  96. Trulleyová Š, Rulík M (2004) Determination of biodegradable dissolved organic carbon in waters: comparison of batch methods. Sci Total Environ 332:253–260CrossRefGoogle Scholar
  97. Wallace JB, Ross DH, Meyer JL (1982) Seston and dissolved organic carbon dynamics in a Southern Appalachian stream. Ecology 63:824–838CrossRefGoogle Scholar
  98. Wang MC, Liu CP, Sheu BH (2004) Characterization of organic matter in rainfall, throughfall, stemflow, and streamwater from three subtropical forest ecosystems. J Hydrol 289:275–285CrossRefGoogle Scholar
  99. Weishaar JL, Aiken GR, Bergamaschi BA, Fram MS, Fujii R, Mopper K (2003) Evaluation of specific ultraviolet absorbance as an indicator of the chemical composition and reactivity of dissolved organic carbon. Environ Sci Technol 37:4702–4708CrossRefGoogle Scholar
  100. Wilkinson KJ, Joz-Roland A, Buffle J (1997) Different roles of pedogenic fulvic acids and aquagenic biopolymers on colloid aggregation and stability in freshwaters. Limnol Oceanogr 42:1714–1724CrossRefGoogle Scholar
  101. Worrall F, Burt T (2005) Predicting the future DOC flux from upland peat catchments. J Hydrol 300:126–139CrossRefGoogle Scholar
  102. Zhao YQ, Sun G, Allen SJ (2004) Purification capacity of a highly loaded laboratory scale tidal flow reed bed system with effluent recirculation. Sci Total Environ 330:1–8CrossRefGoogle Scholar

Copyright information

© Springer-Verlag 2008

Authors and Affiliations

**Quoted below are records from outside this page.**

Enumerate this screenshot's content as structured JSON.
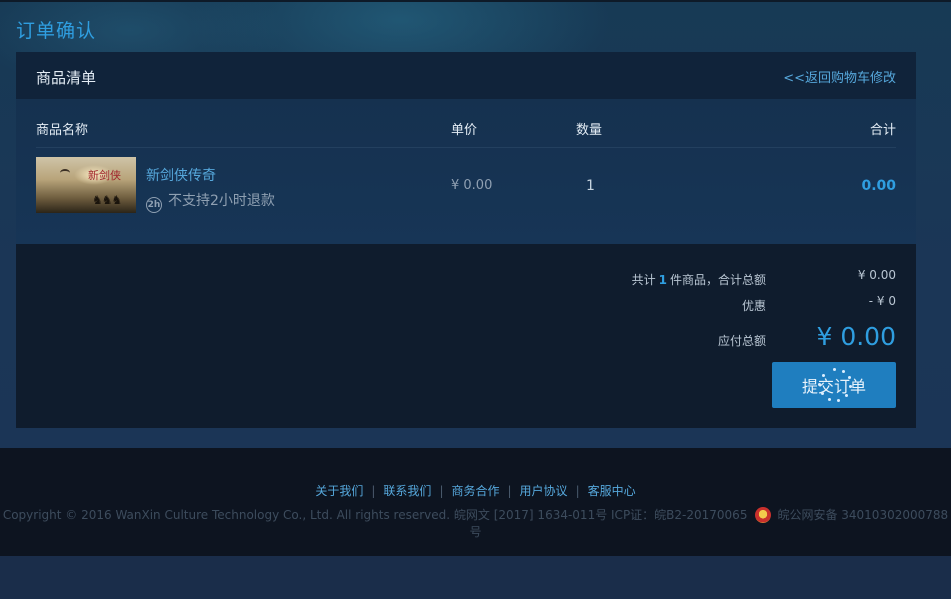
{
  "page": {
    "title": "订单确认"
  },
  "cart_panel": {
    "title": "商品清单",
    "back_link": "<<返回购物车修改"
  },
  "table": {
    "columns": [
      "商品名称",
      "单价",
      "数量",
      "合计"
    ],
    "rows": [
      {
        "name": "新剑侠传奇",
        "refund_note": "不支持2小时退款",
        "refund_icon": "2h-icon",
        "price": "¥ 0.00",
        "qty": "1",
        "total": "0.00"
      }
    ]
  },
  "summary": {
    "count_prefix": "共计",
    "count": "1",
    "count_suffix": "件商品，合计总额",
    "subtotal": "¥ 0.00",
    "discount_label": "优惠",
    "discount": "- ¥ 0",
    "payable_label": "应付总额",
    "payable": "¥ 0.00",
    "submit_label": "提交订单"
  },
  "footer": {
    "links": [
      "关于我们",
      "联系我们",
      "商务合作",
      "用户协议",
      "客服中心"
    ],
    "copyright": "Copyright © 2016 WanXin Culture Technology Co., Ltd. All rights reserved. 皖网文 [2017] 1634-011号 ICP证：皖B2-20170065",
    "police_record": "皖公网安备 34010302000788号"
  },
  "colors": {
    "accent": "#2f9ee0",
    "link": "#56a8dc",
    "button": "#1f7ebf",
    "page_bg": "#1a2d4a",
    "footer_bg": "#0d1420"
  }
}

  1. 1.Department of Inorganic, Analytical and Applied ChemistryUniversity of GenevaGeneva 4Switzerland
  2. 2.SCHEMARameldangeLuxembourg

Personalised recommendations